- Records provided -
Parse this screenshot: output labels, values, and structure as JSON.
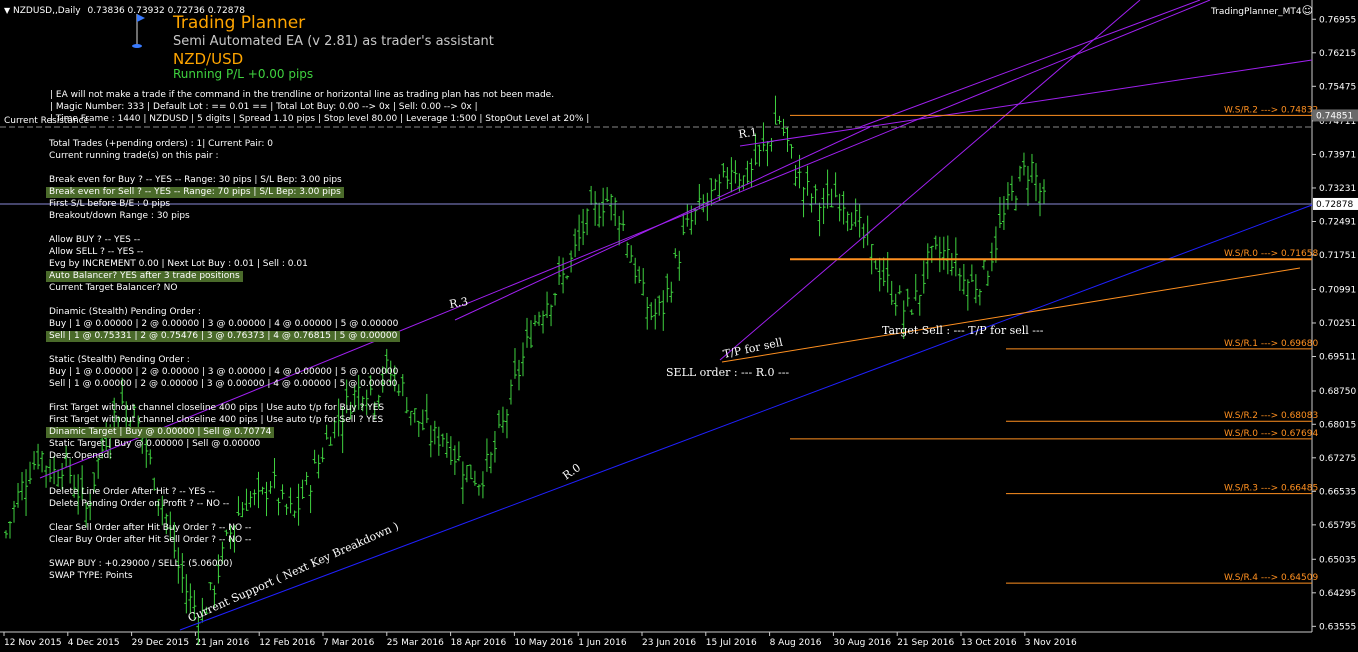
{
  "header": {
    "symbol_tf": "NZDUSD,,Daily",
    "ohlc": "0.73836 0.73932 0.72736 0.72878",
    "indicator_name": "TradingPlanner_MT4",
    "smiley": "☺"
  },
  "planner": {
    "title": "Trading Planner",
    "subtitle": "Semi Automated EA (v 2.81) as trader's assistant",
    "pair": "NZD/USD",
    "running_pl": "Running P/L +0.00 pips"
  },
  "info_lines": [
    {
      "text": "| EA will not make a trade if the command in the trendline or horizontal line as trading plan has not been made.",
      "hl": false
    },
    {
      "text": "| Magic Number: 333 | Default Lot : == 0.01 == | Total Lot Buy: 0.00 --> 0x | Sell: 0.00 --> 0x |",
      "hl": false
    },
    {
      "text": "| Time Frame : 1440 | NZDUSD | 5 digits | Spread 1.10 pips | Stop level 80.00 | Leverage  1:500 | StopOut Level at 20% |",
      "hl": false
    }
  ],
  "current_resistance_label": "Current Resistance",
  "status_lines": [
    {
      "text": "Total Trades (+pending orders) : 1| Current Pair: 0",
      "hl": false
    },
    {
      "text": "Current running trade(s) on this pair :",
      "hl": false
    },
    {
      "text": "",
      "hl": false
    },
    {
      "text": "Break even for Buy ? -- YES -- Range: 30 pips | S/L Bep: 3.00 pips",
      "hl": false
    },
    {
      "text": "Break even for Sell ? -- YES -- Range: 70 pips | S/L Bep: 3.00 pips",
      "hl": true
    },
    {
      "text": "First S/L before B/E : 0 pips",
      "hl": false
    },
    {
      "text": "Breakout/down Range : 30 pips",
      "hl": false
    },
    {
      "text": "",
      "hl": false
    },
    {
      "text": "Allow BUY ? -- YES --",
      "hl": false
    },
    {
      "text": "Allow SELL ? -- YES --",
      "hl": false
    },
    {
      "text": "Evg by INCREMENT 0.00 | Next Lot Buy : 0.01 | Sell : 0.01",
      "hl": false
    },
    {
      "text": "Auto Balancer? YES after 3 trade positions",
      "hl": true
    },
    {
      "text": "Current Target Balancer? NO",
      "hl": false
    },
    {
      "text": "",
      "hl": false
    },
    {
      "text": "Dinamic (Stealth) Pending Order :",
      "hl": false
    },
    {
      "text": "    Buy    | 1 @ 0.00000 | 2 @ 0.00000 | 3 @ 0.00000 | 4 @ 0.00000 | 5 @ 0.00000",
      "hl": false
    },
    {
      "text": "    Sell    | 1 @ 0.75331 | 2 @ 0.75476 | 3 @ 0.76373 | 4 @ 0.76815 | 5 @ 0.00000",
      "hl": true
    },
    {
      "text": "",
      "hl": false
    },
    {
      "text": "Static (Stealth) Pending Order :",
      "hl": false
    },
    {
      "text": "    Buy    | 1 @ 0.00000 | 2 @ 0.00000 | 3 @ 0.00000 | 4 @ 0.00000 | 5 @ 0.00000",
      "hl": false
    },
    {
      "text": "    Sell    | 1 @ 0.00000 | 2 @ 0.00000 | 3 @ 0.00000 | 4 @ 0.00000 | 5 @ 0.00000",
      "hl": false
    },
    {
      "text": "",
      "hl": false
    },
    {
      "text": "First Target without channel closeline 400 pips | Use auto t/p for Buy ? YES",
      "hl": false
    },
    {
      "text": "First Target without channel closeline 400 pips | Use auto t/p for Sell ? YES",
      "hl": false
    },
    {
      "text": "Dinamic Target  | Buy @ 0.00000 | Sell @ 0.70774",
      "hl": true
    },
    {
      "text": "Static Target    | Buy @ 0.00000 | Sell @ 0.00000",
      "hl": false
    },
    {
      "text": "Desc.Opened:",
      "hl": false
    },
    {
      "text": "",
      "hl": false
    },
    {
      "text": "",
      "hl": false
    },
    {
      "text": "Delete Line Order After Hit ? -- YES --",
      "hl": false
    },
    {
      "text": "Delete Pending Order on Profit ? -- NO --",
      "hl": false
    },
    {
      "text": "",
      "hl": false
    },
    {
      "text": "Clear Sell Order after Hit Buy Order ? -- NO --",
      "hl": false
    },
    {
      "text": "Clear Buy Order after Hit Sell Order ? -- NO --",
      "hl": false
    },
    {
      "text": "",
      "hl": false
    },
    {
      "text": "SWAP BUY : +0.29000 / SELL : (5.06000)",
      "hl": false
    },
    {
      "text": "SWAP TYPE: Points",
      "hl": false
    }
  ],
  "chart_labels": {
    "r1": "R.1",
    "r3": "R.3",
    "r0": "R.0",
    "tp_sell": "T/P for sell",
    "sell_order": "SELL order : --- R.0 ---",
    "target_sell": "Target Sell : --- T/P for sell ---",
    "support": "Current Support ( Next Key Breakdown )"
  },
  "levels": [
    {
      "label": "W.S/R.2 ---> 0.74832",
      "price": 0.74832,
      "box": "0.74851"
    },
    {
      "label": "W.S/R.0 ---> 0.71658",
      "price": 0.71658
    },
    {
      "label": "W.S/R.1 ---> 0.69680",
      "price": 0.6968
    },
    {
      "label": "W.S/R.2 ---> 0.68083",
      "price": 0.68083
    },
    {
      "label": "W.S/R.0 ---> 0.67694",
      "price": 0.67694
    },
    {
      "label": "W.S/R.3 ---> 0.66485",
      "price": 0.66485
    },
    {
      "label": "W.S/R.4 ---> 0.64509",
      "price": 0.64509
    }
  ],
  "current_price": "0.72878",
  "chart_data": {
    "type": "candlestick",
    "symbol": "NZDUSD",
    "timeframe": "Daily",
    "y_ticks": [
      "0.76955",
      "0.76215",
      "0.75475",
      "0.74711",
      "0.73971",
      "0.73231",
      "0.72491",
      "0.71751",
      "0.70991",
      "0.70251",
      "0.69511",
      "0.68750",
      "0.68015",
      "0.67275",
      "0.66535",
      "0.65795",
      "0.65035",
      "0.64295",
      "0.63555"
    ],
    "x_ticks": [
      "12 Nov 2015",
      "4 Dec 2015",
      "29 Dec 2015",
      "21 Jan 2016",
      "12 Feb 2016",
      "7 Mar 2016",
      "25 Mar 2016",
      "18 Apr 2016",
      "10 May 2016",
      "1 Jun 2016",
      "23 Jun 2016",
      "15 Jul 2016",
      "8 Aug 2016",
      "30 Aug 2016",
      "21 Sep 2016",
      "13 Oct 2016",
      "3 Nov 2016"
    ],
    "ylim": [
      0.6343,
      0.7738
    ],
    "closes": [
      0.656,
      0.664,
      0.67,
      0.674,
      0.669,
      0.672,
      0.667,
      0.661,
      0.672,
      0.68,
      0.685,
      0.683,
      0.676,
      0.667,
      0.659,
      0.648,
      0.641,
      0.638,
      0.644,
      0.653,
      0.66,
      0.664,
      0.663,
      0.668,
      0.662,
      0.66,
      0.666,
      0.671,
      0.678,
      0.682,
      0.686,
      0.689,
      0.687,
      0.692,
      0.69,
      0.684,
      0.68,
      0.677,
      0.678,
      0.673,
      0.67,
      0.668,
      0.672,
      0.679,
      0.688,
      0.696,
      0.704,
      0.708,
      0.711,
      0.716,
      0.723,
      0.727,
      0.73,
      0.728,
      0.72,
      0.71,
      0.704,
      0.706,
      0.715,
      0.723,
      0.727,
      0.73,
      0.732,
      0.738,
      0.734,
      0.738,
      0.742,
      0.748,
      0.74,
      0.733,
      0.73,
      0.728,
      0.731,
      0.729,
      0.723,
      0.718,
      0.713,
      0.709,
      0.705,
      0.708,
      0.716,
      0.718,
      0.717,
      0.712,
      0.711,
      0.714,
      0.722,
      0.729,
      0.735,
      0.737,
      0.7288
    ]
  }
}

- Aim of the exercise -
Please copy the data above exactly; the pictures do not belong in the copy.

- The answer -
Parse this screenshot: output labels, values, and structure as JSON.
{
  "header": {
    "symbol_tf": "NZDUSD,,Daily",
    "ohlc": "0.73836 0.73932 0.72736 0.72878",
    "indicator_name": "TradingPlanner_MT4",
    "smiley": "☺"
  },
  "planner": {
    "title": "Trading Planner",
    "subtitle": "Semi Automated EA (v 2.81) as trader's assistant",
    "pair": "NZD/USD",
    "running_pl": "Running P/L +0.00 pips"
  },
  "info_lines": [
    {
      "text": "| EA will not make a trade if the command in the trendline or horizontal line as trading plan has not been made.",
      "hl": false
    },
    {
      "text": "| Magic Number: 333 | Default Lot : == 0.01 == | Total Lot Buy: 0.00 --> 0x | Sell: 0.00 --> 0x |",
      "hl": false
    },
    {
      "text": "| Time Frame : 1440 | NZDUSD | 5 digits | Spread 1.10 pips | Stop level 80.00 | Leverage  1:500 | StopOut Level at 20% |",
      "hl": false
    }
  ],
  "current_resistance_label": "Current Resistance",
  "status_lines": [
    {
      "text": "Total Trades (+pending orders) : 1| Current Pair: 0",
      "hl": false
    },
    {
      "text": "Current running trade(s) on this pair :",
      "hl": false
    },
    {
      "text": "",
      "hl": false
    },
    {
      "text": "Break even for Buy ? -- YES -- Range: 30 pips | S/L Bep: 3.00 pips",
      "hl": false
    },
    {
      "text": "Break even for Sell ? -- YES -- Range: 70 pips | S/L Bep: 3.00 pips",
      "hl": true
    },
    {
      "text": "First S/L before B/E : 0 pips",
      "hl": false
    },
    {
      "text": "Breakout/down Range : 30 pips",
      "hl": false
    },
    {
      "text": "",
      "hl": false
    },
    {
      "text": "Allow BUY ? -- YES --",
      "hl": false
    },
    {
      "text": "Allow SELL ? -- YES --",
      "hl": false
    },
    {
      "text": "Evg by INCREMENT 0.00 | Next Lot Buy : 0.01 | Sell : 0.01",
      "hl": false
    },
    {
      "text": "Auto Balancer? YES after 3 trade positions",
      "hl": true
    },
    {
      "text": "Current Target Balancer? NO",
      "hl": false
    },
    {
      "text": "",
      "hl": false
    },
    {
      "text": "Dinamic (Stealth) Pending Order :",
      "hl": false
    },
    {
      "text": "    Buy    | 1 @ 0.00000 | 2 @ 0.00000 | 3 @ 0.00000 | 4 @ 0.00000 | 5 @ 0.00000",
      "hl": false
    },
    {
      "text": "    Sell    | 1 @ 0.75331 | 2 @ 0.75476 | 3 @ 0.76373 | 4 @ 0.76815 | 5 @ 0.00000",
      "hl": true
    },
    {
      "text": "",
      "hl": false
    },
    {
      "text": "Static (Stealth) Pending Order :",
      "hl": false
    },
    {
      "text": "    Buy    | 1 @ 0.00000 | 2 @ 0.00000 | 3 @ 0.00000 | 4 @ 0.00000 | 5 @ 0.00000",
      "hl": false
    },
    {
      "text": "    Sell    | 1 @ 0.00000 | 2 @ 0.00000 | 3 @ 0.00000 | 4 @ 0.00000 | 5 @ 0.00000",
      "hl": false
    },
    {
      "text": "",
      "hl": false
    },
    {
      "text": "First Target without channel closeline 400 pips | Use auto t/p for Buy ? YES",
      "hl": false
    },
    {
      "text": "First Target without channel closeline 400 pips | Use auto t/p for Sell ? YES",
      "hl": false
    },
    {
      "text": "Dinamic Target  | Buy @ 0.00000 | Sell @ 0.70774",
      "hl": true
    },
    {
      "text": "Static Target    | Buy @ 0.00000 | Sell @ 0.00000",
      "hl": false
    },
    {
      "text": "Desc.Opened:",
      "hl": false
    },
    {
      "text": "",
      "hl": false
    },
    {
      "text": "",
      "hl": false
    },
    {
      "text": "Delete Line Order After Hit ? -- YES --",
      "hl": false
    },
    {
      "text": "Delete Pending Order on Profit ? -- NO --",
      "hl": false
    },
    {
      "text": "",
      "hl": false
    },
    {
      "text": "Clear Sell Order after Hit Buy Order ? -- NO --",
      "hl": false
    },
    {
      "text": "Clear Buy Order after Hit Sell Order ? -- NO --",
      "hl": false
    },
    {
      "text": "",
      "hl": false
    },
    {
      "text": "SWAP BUY : +0.29000 / SELL : (5.06000)",
      "hl": false
    },
    {
      "text": "SWAP TYPE: Points",
      "hl": false
    }
  ],
  "chart_labels": {
    "r1": "R.1",
    "r3": "R.3",
    "r0": "R.0",
    "tp_sell": "T/P for sell",
    "sell_order": "SELL order : --- R.0 ---",
    "target_sell": "Target Sell : --- T/P for sell ---",
    "support": "Current Support ( Next Key Breakdown )"
  },
  "levels": [
    {
      "label": "W.S/R.2 ---> 0.74832",
      "price": 0.74832,
      "box": "0.74851"
    },
    {
      "label": "W.S/R.0 ---> 0.71658",
      "price": 0.71658
    },
    {
      "label": "W.S/R.1 ---> 0.69680",
      "price": 0.6968
    },
    {
      "label": "W.S/R.2 ---> 0.68083",
      "price": 0.68083
    },
    {
      "label": "W.S/R.0 ---> 0.67694",
      "price": 0.67694
    },
    {
      "label": "W.S/R.3 ---> 0.66485",
      "price": 0.66485
    },
    {
      "label": "W.S/R.4 ---> 0.64509",
      "price": 0.64509
    }
  ],
  "current_price": "0.72878",
  "chart_data": {
    "type": "candlestick",
    "symbol": "NZDUSD",
    "timeframe": "Daily",
    "y_ticks": [
      "0.76955",
      "0.76215",
      "0.75475",
      "0.74711",
      "0.73971",
      "0.73231",
      "0.72491",
      "0.71751",
      "0.70991",
      "0.70251",
      "0.69511",
      "0.68750",
      "0.68015",
      "0.67275",
      "0.66535",
      "0.65795",
      "0.65035",
      "0.64295",
      "0.63555"
    ],
    "x_ticks": [
      "12 Nov 2015",
      "4 Dec 2015",
      "29 Dec 2015",
      "21 Jan 2016",
      "12 Feb 2016",
      "7 Mar 2016",
      "25 Mar 2016",
      "18 Apr 2016",
      "10 May 2016",
      "1 Jun 2016",
      "23 Jun 2016",
      "15 Jul 2016",
      "8 Aug 2016",
      "30 Aug 2016",
      "21 Sep 2016",
      "13 Oct 2016",
      "3 Nov 2016"
    ],
    "ylim": [
      0.6343,
      0.7738
    ],
    "closes": [
      0.656,
      0.664,
      0.67,
      0.674,
      0.669,
      0.672,
      0.667,
      0.661,
      0.672,
      0.68,
      0.685,
      0.683,
      0.676,
      0.667,
      0.659,
      0.648,
      0.641,
      0.638,
      0.644,
      0.653,
      0.66,
      0.664,
      0.663,
      0.668,
      0.662,
      0.66,
      0.666,
      0.671,
      0.678,
      0.682,
      0.686,
      0.689,
      0.687,
      0.692,
      0.69,
      0.684,
      0.68,
      0.677,
      0.678,
      0.673,
      0.67,
      0.668,
      0.672,
      0.679,
      0.688,
      0.696,
      0.704,
      0.708,
      0.711,
      0.716,
      0.723,
      0.727,
      0.73,
      0.728,
      0.72,
      0.71,
      0.704,
      0.706,
      0.715,
      0.723,
      0.727,
      0.73,
      0.732,
      0.738,
      0.734,
      0.738,
      0.742,
      0.748,
      0.74,
      0.733,
      0.73,
      0.728,
      0.731,
      0.729,
      0.723,
      0.718,
      0.713,
      0.709,
      0.705,
      0.708,
      0.716,
      0.718,
      0.717,
      0.712,
      0.711,
      0.714,
      0.722,
      0.729,
      0.735,
      0.737,
      0.7288
    ]
  }
}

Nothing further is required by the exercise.